__Information provided__:
• • • • • • •
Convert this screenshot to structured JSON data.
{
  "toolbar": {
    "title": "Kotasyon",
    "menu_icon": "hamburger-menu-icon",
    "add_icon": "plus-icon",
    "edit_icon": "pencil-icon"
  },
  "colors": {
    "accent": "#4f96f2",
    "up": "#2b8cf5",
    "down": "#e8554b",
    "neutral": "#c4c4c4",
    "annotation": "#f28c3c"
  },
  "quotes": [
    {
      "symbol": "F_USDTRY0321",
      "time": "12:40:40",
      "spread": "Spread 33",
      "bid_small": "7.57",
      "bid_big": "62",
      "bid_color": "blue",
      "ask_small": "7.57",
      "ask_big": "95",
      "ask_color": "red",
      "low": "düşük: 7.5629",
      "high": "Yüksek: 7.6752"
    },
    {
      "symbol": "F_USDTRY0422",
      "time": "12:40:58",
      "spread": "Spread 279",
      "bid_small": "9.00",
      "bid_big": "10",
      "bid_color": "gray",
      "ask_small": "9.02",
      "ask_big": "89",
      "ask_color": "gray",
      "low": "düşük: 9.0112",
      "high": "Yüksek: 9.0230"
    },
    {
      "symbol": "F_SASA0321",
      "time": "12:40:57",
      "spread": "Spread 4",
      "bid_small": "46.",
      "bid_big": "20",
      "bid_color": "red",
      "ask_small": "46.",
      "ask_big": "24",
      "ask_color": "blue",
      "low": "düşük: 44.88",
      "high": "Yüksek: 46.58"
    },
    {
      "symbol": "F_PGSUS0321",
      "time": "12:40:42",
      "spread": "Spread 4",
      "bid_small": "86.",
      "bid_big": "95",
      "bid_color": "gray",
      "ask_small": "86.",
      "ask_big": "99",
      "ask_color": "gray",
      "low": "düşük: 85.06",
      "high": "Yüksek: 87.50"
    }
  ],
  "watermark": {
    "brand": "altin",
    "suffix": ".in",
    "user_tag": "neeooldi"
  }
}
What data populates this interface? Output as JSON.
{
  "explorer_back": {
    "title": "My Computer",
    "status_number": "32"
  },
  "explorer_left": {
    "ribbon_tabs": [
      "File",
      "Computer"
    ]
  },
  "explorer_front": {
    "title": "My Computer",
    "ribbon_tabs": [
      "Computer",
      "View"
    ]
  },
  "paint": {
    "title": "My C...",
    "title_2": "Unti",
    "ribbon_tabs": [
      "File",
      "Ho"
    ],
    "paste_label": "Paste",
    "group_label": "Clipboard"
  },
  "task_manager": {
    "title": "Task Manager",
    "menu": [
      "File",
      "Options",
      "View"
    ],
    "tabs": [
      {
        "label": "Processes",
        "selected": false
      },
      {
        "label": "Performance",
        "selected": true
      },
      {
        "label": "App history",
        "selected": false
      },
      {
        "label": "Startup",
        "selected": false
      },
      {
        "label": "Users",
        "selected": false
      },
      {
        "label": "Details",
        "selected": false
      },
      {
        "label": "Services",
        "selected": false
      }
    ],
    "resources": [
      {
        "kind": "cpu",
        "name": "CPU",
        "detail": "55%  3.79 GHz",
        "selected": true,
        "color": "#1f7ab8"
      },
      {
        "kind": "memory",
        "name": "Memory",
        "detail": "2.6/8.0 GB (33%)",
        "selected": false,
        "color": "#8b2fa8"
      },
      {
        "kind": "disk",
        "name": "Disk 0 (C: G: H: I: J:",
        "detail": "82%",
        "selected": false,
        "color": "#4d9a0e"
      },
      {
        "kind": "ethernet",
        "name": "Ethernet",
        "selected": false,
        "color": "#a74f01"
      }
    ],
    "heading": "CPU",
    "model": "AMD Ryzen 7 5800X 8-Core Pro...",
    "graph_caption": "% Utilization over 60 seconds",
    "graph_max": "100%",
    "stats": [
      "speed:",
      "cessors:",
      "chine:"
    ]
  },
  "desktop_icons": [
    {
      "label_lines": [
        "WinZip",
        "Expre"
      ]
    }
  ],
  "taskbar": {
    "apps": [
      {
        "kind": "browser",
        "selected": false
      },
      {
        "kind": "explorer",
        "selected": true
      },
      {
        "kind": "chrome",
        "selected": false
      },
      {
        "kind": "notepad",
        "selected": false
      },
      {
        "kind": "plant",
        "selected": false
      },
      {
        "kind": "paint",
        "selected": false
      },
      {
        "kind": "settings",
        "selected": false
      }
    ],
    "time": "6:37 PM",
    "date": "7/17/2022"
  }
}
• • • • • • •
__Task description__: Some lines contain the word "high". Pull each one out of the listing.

__Task output__:
      "high": "Yüksek: 7.6752"
      "high": "Yüksek: 9.0230"
      "high": "Yüksek: 46.58"
      "high": "Yüksek: 87.50"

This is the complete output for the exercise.